__Task__:
For the word "title", state the number of lines in the data that contain it, and nothing else.

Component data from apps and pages
--- START ---

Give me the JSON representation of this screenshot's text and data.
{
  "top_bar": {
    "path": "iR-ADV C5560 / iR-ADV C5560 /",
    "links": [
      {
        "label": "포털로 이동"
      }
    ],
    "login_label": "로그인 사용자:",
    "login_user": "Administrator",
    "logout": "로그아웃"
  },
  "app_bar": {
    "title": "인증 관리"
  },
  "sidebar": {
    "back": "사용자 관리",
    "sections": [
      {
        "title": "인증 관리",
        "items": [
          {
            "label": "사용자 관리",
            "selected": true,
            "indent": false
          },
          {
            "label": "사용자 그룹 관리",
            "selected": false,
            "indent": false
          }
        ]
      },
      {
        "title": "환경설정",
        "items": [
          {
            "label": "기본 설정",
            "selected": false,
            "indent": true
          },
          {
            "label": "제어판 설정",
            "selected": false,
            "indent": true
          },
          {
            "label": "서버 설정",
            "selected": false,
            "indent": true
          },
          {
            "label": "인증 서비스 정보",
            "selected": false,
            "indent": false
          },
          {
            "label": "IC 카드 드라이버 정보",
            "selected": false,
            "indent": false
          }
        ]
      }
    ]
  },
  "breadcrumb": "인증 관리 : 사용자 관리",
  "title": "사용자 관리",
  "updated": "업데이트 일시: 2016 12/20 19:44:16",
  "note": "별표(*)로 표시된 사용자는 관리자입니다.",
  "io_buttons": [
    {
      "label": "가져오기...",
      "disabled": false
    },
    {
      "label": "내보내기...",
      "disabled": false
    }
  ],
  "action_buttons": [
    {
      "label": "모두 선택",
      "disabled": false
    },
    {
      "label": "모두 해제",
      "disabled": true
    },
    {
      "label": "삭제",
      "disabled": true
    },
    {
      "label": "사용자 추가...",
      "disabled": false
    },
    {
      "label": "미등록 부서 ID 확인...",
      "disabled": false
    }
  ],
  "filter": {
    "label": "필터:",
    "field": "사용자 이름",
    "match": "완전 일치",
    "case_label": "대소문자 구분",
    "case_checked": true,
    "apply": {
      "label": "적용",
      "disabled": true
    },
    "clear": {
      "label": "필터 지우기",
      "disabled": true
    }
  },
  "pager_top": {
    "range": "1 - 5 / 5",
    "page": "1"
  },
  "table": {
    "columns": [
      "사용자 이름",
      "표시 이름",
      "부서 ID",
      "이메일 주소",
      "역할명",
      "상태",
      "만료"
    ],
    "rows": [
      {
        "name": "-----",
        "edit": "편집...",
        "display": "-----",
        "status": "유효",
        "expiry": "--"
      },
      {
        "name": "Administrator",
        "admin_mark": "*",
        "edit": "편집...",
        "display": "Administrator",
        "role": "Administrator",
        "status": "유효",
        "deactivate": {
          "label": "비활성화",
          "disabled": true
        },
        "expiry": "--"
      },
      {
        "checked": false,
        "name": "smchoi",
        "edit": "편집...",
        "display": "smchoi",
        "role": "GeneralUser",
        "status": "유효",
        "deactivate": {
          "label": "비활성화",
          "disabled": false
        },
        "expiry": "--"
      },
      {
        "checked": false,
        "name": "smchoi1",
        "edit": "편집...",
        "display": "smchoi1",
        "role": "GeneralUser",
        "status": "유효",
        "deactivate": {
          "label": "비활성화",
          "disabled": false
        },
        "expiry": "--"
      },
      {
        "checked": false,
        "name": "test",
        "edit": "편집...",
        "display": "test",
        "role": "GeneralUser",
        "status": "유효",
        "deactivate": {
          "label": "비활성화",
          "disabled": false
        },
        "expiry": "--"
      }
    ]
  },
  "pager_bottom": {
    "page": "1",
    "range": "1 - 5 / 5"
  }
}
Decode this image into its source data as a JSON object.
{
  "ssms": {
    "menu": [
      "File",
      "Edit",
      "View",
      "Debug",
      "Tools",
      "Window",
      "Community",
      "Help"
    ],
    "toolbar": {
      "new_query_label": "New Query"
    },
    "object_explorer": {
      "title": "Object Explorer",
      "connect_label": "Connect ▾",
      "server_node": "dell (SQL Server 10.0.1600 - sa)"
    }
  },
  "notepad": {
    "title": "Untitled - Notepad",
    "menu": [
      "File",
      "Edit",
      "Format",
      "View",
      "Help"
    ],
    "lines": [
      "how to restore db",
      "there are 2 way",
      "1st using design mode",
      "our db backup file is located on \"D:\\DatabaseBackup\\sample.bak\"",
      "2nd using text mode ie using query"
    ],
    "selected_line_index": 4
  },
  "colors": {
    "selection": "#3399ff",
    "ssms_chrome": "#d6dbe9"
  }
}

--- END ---

__Written answer__:
6